### EXERCISE BRIEF
Word for word, repeat each entry that follows.

### AVAILABLE RECORDS

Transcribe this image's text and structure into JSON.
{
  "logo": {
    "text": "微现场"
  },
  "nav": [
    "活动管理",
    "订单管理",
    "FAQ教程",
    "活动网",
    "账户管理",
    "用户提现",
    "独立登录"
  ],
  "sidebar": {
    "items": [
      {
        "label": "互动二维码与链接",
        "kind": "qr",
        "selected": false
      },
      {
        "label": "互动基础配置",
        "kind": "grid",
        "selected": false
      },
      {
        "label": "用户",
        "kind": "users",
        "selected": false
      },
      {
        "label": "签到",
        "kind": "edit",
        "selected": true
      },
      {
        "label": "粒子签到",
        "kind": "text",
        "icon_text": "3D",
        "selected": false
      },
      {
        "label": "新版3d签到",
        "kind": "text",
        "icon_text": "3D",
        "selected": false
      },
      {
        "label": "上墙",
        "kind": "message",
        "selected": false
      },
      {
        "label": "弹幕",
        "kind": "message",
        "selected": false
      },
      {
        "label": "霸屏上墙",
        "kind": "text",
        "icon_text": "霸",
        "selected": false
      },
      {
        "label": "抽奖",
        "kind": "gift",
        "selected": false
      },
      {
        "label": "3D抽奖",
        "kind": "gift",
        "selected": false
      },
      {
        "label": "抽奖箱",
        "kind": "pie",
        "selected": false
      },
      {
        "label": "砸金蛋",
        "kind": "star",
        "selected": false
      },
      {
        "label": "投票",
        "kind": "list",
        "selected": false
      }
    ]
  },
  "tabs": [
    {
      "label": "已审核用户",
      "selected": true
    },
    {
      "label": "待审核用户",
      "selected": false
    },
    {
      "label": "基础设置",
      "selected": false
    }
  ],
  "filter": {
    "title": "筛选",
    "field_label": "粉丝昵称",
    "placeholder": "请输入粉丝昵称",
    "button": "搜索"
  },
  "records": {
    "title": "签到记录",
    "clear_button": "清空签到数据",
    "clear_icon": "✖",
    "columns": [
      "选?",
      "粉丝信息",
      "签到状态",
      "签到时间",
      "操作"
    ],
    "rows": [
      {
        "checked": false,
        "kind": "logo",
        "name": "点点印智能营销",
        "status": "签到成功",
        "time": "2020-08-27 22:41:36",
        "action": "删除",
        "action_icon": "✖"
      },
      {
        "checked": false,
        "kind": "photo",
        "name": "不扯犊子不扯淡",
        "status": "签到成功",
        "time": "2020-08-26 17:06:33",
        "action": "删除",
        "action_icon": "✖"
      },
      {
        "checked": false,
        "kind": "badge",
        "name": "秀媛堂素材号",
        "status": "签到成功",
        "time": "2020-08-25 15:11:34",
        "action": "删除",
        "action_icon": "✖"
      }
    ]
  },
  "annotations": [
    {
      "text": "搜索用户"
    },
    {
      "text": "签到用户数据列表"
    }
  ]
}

### TASK OUTPUT
Transcribe this image's text and structure into JSON.
{
  "logo": {
    "text": "微现场"
  },
  "nav": [
    "活动管理",
    "订单管理",
    "FAQ教程",
    "活动网",
    "账户管理",
    "用户提现",
    "独立登录"
  ],
  "sidebar": {
    "items": [
      {
        "label": "互动二维码与链接",
        "kind": "qr",
        "selected": false
      },
      {
        "label": "互动基础配置",
        "kind": "grid",
        "selected": false
      },
      {
        "label": "用户",
        "kind": "users",
        "selected": false
      },
      {
        "label": "签到",
        "kind": "edit",
        "selected": true
      },
      {
        "label": "粒子签到",
        "kind": "text",
        "icon_text": "3D",
        "selected": false
      },
      {
        "label": "新版3d签到",
        "kind": "text",
        "icon_text": "3D",
        "selected": false
      },
      {
        "label": "上墙",
        "kind": "message",
        "selected": false
      },
      {
        "label": "弹幕",
        "kind": "message",
        "selected": false
      },
      {
        "label": "霸屏上墙",
        "kind": "text",
        "icon_text": "霸",
        "selected": false
      },
      {
        "label": "抽奖",
        "kind": "gift",
        "selected": false
      },
      {
        "label": "3D抽奖",
        "kind": "gift",
        "selected": false
      },
      {
        "label": "抽奖箱",
        "kind": "pie",
        "selected": false
      },
      {
        "label": "砸金蛋",
        "kind": "star",
        "selected": false
      },
      {
        "label": "投票",
        "kind": "list",
        "selected": false
      }
    ]
  },
  "tabs": [
    {
      "label": "已审核用户",
      "selected": true
    },
    {
      "label": "待审核用户",
      "selected": false
    },
    {
      "label": "基础设置",
      "selected": false
    }
  ],
  "filter": {
    "title": "筛选",
    "field_label": "粉丝昵称",
    "placeholder": "请输入粉丝昵称",
    "button": "搜索"
  },
  "records": {
    "title": "签到记录",
    "clear_button": "清空签到数据",
    "clear_icon": "✖",
    "columns": [
      "选?",
      "粉丝信息",
      "签到状态",
      "签到时间",
      "操作"
    ],
    "rows": [
      {
        "checked": false,
        "kind": "logo",
        "name": "点点印智能营销",
        "status": "签到成功",
        "time": "2020-08-27 22:41:36",
        "action": "删除",
        "action_icon": "✖"
      },
      {
        "checked": false,
        "kind": "photo",
        "name": "不扯犊子不扯淡",
        "status": "签到成功",
        "time": "2020-08-26 17:06:33",
        "action": "删除",
        "action_icon": "✖"
      },
      {
        "checked": false,
        "kind": "badge",
        "name": "秀媛堂素材号",
        "status": "签到成功",
        "time": "2020-08-25 15:11:34",
        "action": "删除",
        "action_icon": "✖"
      }
    ]
  },
  "annotations": [
    {
      "text": "搜索用户"
    },
    {
      "text": "签到用户数据列表"
    }
  ]
}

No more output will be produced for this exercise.